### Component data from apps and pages
BEGIN

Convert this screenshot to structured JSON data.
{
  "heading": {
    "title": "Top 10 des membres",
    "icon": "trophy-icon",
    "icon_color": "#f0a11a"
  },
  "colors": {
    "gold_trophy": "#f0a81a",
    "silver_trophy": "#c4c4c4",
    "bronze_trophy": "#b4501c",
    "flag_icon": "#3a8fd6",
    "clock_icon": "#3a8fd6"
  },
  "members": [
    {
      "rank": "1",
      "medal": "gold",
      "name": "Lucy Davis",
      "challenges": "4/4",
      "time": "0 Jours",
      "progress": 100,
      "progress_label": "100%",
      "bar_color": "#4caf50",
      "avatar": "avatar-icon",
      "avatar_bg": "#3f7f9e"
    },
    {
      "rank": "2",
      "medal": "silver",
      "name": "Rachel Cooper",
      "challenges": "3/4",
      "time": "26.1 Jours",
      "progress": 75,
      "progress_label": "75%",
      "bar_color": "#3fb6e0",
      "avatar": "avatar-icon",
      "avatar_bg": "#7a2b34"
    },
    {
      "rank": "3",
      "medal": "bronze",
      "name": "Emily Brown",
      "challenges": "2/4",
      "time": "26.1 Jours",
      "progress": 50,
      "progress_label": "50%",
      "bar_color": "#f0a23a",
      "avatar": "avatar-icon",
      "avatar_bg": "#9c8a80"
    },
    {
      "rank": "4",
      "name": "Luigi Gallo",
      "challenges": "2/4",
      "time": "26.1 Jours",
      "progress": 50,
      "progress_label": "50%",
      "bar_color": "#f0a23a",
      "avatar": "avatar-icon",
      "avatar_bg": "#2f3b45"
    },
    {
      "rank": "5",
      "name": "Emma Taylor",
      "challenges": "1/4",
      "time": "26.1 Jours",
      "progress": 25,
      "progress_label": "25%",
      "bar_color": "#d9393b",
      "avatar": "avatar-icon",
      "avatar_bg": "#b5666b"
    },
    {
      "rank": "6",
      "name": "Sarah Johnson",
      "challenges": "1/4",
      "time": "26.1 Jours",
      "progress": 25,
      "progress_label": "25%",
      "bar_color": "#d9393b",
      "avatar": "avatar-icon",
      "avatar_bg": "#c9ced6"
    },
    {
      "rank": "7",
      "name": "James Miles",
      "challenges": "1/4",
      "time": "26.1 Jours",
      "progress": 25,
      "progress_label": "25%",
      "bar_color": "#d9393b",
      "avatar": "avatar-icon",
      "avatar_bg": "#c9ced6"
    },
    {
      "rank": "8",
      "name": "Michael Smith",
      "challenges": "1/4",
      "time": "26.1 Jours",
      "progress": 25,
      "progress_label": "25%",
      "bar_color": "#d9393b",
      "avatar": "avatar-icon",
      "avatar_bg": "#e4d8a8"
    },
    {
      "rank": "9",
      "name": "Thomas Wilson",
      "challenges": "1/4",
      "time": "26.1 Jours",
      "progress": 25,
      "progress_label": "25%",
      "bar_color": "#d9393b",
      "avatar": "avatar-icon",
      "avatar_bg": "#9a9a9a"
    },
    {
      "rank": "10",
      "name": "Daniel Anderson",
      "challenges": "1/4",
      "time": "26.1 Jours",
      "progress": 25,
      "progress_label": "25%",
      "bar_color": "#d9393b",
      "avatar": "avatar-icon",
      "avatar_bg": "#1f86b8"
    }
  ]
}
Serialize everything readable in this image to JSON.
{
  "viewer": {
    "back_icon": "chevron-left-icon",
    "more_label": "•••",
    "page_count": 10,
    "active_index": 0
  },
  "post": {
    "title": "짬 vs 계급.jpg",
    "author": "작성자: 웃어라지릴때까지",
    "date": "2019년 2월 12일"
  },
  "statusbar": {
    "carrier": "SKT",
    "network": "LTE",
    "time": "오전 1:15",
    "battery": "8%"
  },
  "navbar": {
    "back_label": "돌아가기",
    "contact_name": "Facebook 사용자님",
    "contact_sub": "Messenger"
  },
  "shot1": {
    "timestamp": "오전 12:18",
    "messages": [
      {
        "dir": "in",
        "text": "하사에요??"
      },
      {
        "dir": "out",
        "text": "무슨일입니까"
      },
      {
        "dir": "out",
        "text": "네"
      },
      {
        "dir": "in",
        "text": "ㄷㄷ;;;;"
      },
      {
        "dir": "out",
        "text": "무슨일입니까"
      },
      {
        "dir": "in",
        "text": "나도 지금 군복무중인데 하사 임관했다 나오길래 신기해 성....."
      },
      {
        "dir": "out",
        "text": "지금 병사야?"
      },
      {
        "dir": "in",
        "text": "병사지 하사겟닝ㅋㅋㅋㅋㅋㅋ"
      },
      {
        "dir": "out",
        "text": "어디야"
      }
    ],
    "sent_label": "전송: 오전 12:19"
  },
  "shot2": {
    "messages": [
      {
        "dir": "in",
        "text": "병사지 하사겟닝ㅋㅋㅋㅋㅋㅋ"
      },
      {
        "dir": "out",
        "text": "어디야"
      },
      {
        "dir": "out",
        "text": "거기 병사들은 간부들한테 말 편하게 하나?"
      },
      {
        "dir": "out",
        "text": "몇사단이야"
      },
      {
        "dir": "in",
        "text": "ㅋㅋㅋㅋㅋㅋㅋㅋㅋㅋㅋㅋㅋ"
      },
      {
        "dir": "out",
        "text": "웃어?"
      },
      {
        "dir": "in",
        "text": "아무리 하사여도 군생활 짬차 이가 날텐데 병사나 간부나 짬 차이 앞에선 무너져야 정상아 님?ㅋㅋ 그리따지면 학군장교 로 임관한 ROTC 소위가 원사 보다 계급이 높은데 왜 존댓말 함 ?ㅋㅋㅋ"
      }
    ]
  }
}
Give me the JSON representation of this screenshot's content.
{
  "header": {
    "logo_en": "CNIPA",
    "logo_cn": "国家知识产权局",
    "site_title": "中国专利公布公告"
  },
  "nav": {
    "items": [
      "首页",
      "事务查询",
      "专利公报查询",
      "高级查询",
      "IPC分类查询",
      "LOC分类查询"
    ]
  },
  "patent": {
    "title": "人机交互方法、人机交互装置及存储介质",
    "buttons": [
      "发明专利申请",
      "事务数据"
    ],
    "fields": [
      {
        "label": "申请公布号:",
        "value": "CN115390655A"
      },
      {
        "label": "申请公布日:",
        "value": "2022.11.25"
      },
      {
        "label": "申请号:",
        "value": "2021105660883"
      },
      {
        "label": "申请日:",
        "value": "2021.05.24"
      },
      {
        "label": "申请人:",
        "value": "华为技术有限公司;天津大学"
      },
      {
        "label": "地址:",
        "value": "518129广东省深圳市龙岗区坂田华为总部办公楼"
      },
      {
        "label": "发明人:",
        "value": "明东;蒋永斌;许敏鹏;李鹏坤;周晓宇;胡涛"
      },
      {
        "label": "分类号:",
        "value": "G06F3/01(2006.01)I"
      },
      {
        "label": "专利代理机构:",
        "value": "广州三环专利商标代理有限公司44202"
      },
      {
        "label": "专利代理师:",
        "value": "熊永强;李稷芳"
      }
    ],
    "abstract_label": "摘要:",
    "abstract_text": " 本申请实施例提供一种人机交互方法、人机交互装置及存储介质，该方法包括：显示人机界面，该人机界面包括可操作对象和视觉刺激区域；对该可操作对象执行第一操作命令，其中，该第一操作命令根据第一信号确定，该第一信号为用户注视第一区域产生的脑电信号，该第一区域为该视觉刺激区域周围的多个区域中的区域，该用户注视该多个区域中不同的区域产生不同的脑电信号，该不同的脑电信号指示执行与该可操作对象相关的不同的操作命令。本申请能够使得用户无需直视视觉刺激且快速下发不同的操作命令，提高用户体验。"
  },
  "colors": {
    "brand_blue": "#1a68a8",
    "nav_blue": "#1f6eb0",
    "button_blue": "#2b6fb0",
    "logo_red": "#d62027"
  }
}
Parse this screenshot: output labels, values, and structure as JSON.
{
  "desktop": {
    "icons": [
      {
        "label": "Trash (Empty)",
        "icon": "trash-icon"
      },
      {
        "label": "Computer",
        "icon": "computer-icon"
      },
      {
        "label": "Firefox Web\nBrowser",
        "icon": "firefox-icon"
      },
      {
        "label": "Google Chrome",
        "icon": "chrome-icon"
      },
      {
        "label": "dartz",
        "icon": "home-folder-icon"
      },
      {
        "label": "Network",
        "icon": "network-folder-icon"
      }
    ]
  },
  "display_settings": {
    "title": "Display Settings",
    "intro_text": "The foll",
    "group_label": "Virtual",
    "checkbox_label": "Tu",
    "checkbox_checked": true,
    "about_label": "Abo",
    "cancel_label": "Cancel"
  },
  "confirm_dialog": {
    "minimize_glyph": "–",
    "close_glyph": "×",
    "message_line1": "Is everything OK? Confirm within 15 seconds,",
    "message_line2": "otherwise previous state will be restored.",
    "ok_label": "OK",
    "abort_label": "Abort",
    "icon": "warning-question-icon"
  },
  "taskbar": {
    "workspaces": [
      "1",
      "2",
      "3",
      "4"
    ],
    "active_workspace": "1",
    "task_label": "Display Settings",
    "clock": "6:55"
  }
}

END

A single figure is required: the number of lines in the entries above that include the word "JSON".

### Task response
4